**Web page and app entries**.

++++++

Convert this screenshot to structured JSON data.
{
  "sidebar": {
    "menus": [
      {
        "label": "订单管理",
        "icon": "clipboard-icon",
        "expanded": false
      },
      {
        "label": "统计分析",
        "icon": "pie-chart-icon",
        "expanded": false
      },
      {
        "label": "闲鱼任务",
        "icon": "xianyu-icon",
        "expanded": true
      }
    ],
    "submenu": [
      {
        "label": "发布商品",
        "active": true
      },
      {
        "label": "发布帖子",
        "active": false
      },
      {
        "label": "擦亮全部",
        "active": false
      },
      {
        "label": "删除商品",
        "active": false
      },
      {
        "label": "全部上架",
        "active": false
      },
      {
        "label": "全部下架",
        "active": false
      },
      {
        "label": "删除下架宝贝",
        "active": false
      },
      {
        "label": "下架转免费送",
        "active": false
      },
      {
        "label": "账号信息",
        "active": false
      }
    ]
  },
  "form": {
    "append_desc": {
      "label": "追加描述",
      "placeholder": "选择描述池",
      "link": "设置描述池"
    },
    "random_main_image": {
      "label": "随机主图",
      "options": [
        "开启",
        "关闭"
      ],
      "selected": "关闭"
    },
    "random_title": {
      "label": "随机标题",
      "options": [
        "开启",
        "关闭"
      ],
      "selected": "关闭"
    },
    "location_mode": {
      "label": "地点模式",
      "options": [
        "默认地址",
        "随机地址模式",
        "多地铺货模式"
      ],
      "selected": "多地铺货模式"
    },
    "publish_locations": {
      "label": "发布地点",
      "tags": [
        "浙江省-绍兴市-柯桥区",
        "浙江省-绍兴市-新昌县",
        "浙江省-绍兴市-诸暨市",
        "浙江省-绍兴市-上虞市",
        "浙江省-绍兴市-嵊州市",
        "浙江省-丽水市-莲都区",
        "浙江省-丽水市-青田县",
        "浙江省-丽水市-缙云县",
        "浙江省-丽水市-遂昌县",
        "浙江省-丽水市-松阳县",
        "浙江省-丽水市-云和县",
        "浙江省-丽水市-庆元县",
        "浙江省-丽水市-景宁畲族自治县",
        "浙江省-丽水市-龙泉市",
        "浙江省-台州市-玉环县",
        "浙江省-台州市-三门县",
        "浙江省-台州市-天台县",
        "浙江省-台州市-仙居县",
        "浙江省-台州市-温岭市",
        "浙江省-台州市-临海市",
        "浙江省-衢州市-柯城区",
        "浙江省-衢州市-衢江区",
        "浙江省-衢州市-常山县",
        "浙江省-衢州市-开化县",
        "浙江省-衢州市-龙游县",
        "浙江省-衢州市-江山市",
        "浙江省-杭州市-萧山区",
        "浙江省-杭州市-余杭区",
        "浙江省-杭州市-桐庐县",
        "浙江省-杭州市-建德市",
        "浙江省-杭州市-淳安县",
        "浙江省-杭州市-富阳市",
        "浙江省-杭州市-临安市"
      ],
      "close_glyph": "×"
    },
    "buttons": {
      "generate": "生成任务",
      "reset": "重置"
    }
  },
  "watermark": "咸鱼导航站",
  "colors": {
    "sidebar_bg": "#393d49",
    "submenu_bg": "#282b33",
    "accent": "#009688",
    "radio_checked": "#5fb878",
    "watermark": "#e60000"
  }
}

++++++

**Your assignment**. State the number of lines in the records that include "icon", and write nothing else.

**Written solution**. 3